[Work to be completed]
Your task is to return all the entries below exactly, with every picture omitted.

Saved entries
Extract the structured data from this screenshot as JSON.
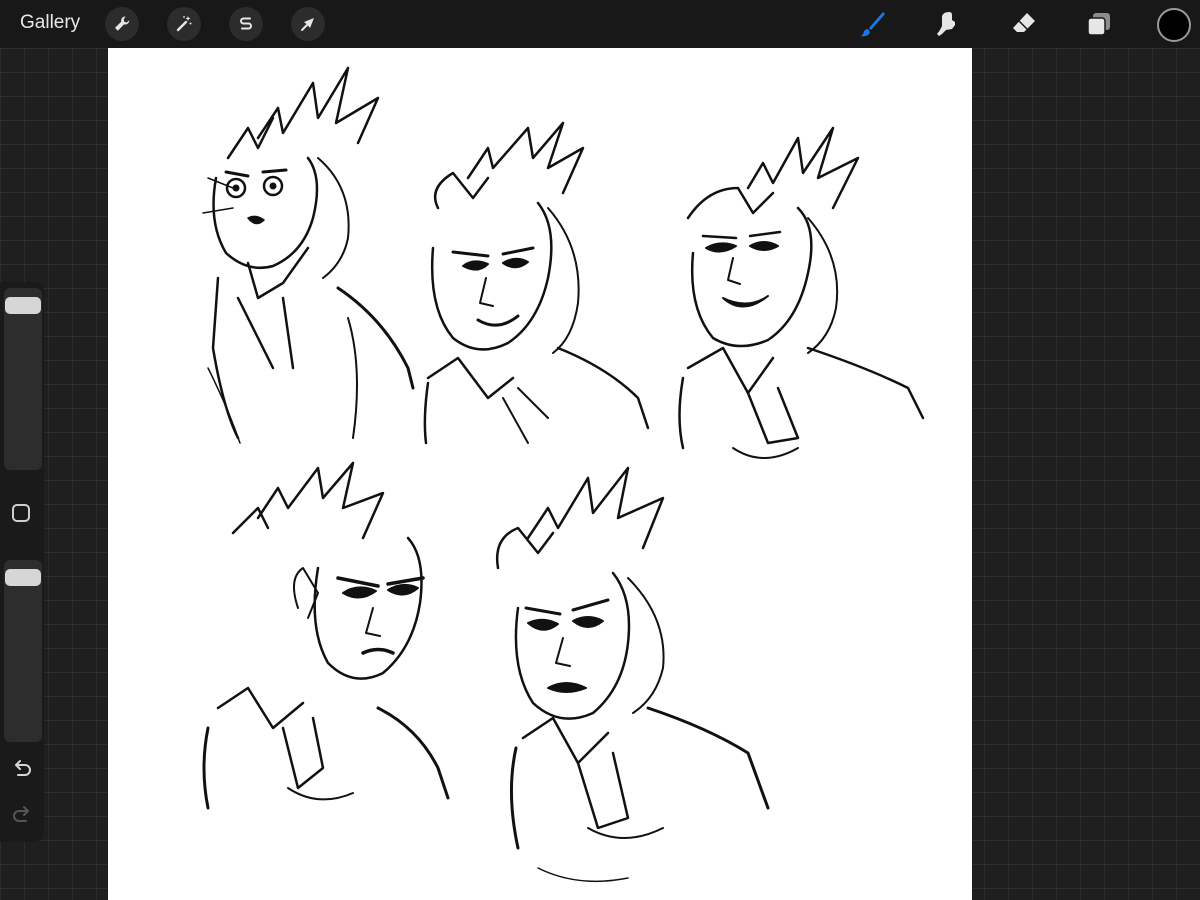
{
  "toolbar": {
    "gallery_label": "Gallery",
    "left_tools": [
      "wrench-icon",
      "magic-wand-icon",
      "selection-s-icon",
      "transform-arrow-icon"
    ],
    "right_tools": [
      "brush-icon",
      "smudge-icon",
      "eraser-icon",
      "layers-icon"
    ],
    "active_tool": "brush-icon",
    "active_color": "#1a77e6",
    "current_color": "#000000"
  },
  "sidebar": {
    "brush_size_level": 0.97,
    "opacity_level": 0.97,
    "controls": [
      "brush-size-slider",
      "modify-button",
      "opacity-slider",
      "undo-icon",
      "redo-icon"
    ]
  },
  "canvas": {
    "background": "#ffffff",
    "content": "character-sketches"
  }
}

[Response]
Extract the structured data from this screenshot as JSON.
{
  "toolbar": {
    "gallery_label": "Gallery",
    "left_tools": [
      "wrench-icon",
      "magic-wand-icon",
      "selection-s-icon",
      "transform-arrow-icon"
    ],
    "right_tools": [
      "brush-icon",
      "smudge-icon",
      "eraser-icon",
      "layers-icon"
    ],
    "active_tool": "brush-icon",
    "active_color": "#1a77e6",
    "current_color": "#000000"
  },
  "sidebar": {
    "brush_size_level": 0.97,
    "opacity_level": 0.97,
    "controls": [
      "brush-size-slider",
      "modify-button",
      "opacity-slider",
      "undo-icon",
      "redo-icon"
    ]
  },
  "canvas": {
    "background": "#ffffff",
    "content": "character-sketches"
  }
}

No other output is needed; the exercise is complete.